No one should die before reaching their dreams of freedom. With the death of Oswaldo Payá (1952 – 2012), Cuba has suffered a dramatic loss for its present and an irreplaceable loss for its future. It was not just an exemplary man, a loving father and a fervent Catholic who stop breathing yesterday, Sunday, but also an irreplaceable citizen for our nation. His tenacity shone forth since I was a teenager, when he chose not to hide the scapulars — as so many others did — and instead publicly acknowledged his faith. In 1988 his civic responsibility was forged in the founding of the Christian Liberation Movement, and years later in the initiative known as the Varela Project.

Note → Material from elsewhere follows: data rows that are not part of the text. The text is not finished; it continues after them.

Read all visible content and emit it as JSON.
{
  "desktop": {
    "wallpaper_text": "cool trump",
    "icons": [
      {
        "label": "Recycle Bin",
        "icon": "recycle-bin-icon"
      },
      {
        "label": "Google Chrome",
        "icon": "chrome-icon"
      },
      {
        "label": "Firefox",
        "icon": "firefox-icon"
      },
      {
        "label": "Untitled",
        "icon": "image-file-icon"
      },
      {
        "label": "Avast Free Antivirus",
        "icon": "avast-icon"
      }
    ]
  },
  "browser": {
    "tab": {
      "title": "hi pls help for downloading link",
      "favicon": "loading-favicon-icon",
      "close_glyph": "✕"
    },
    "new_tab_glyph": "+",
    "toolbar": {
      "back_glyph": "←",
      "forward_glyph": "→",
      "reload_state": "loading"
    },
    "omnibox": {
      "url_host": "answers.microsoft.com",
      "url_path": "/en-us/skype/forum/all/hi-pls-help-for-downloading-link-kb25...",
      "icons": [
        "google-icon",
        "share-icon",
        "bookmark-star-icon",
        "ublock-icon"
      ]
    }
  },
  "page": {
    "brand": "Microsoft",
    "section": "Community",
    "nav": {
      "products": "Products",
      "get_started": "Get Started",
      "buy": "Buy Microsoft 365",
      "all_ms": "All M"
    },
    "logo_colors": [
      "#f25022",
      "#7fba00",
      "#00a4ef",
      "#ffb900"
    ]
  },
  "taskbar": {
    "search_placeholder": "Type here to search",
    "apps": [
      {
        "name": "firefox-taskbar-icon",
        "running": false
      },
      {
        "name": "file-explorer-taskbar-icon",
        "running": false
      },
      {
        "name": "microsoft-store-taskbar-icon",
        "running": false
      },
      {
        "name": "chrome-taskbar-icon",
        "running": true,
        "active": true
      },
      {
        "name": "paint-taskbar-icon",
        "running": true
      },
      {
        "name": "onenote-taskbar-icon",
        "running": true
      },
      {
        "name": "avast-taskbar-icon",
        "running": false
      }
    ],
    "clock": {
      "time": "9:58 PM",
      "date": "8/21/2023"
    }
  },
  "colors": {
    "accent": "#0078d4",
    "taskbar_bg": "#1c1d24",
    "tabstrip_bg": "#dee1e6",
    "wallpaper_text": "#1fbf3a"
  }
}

I remember — as if it were yesterday — the image of Payá outside the National Assembly of People’s Power on that March 10, 2002. The boxes filled with over 10,000 signatures in his arms, while he delivered them to the infamous Cuban parliament. The official answer would be a legal reform, a pathetic “constitutional mummification” that would tie us “irrevocably” to the current system. But the dissident of a thousand and one battles was not dissuaded and two years later he and another group of activists presented 14,000 more signatures. With them they demanded that a referendum be called to allow freedom of association, expression, and the press, economic guarantees, and an amnesty that would free the political prisoners. With the disproportion that characterized it, Fidel Castro’s government answered with the imprisonments of the Black Spring of 2003. Over 40 members of the Christian Liberation Movement were sentenced in that fateful March.
Although he was not arrested at that time, for years Payá suffered the constant surveillance of his home, arbitrary arrests, repudiation rallies and threats. He ever missed a chance to denounce the prison conditions of some dissident, or another wrongful conviction. I never saw him break down, or yell, or insult his political opponents. The great lesson he left us is his equanimity, pacifism, putting ethics above differences, the conviction that through civic action and through legal action, an inclusive Cuba is closer to us. Rest in peace, or better still, rest released.
23 July 2012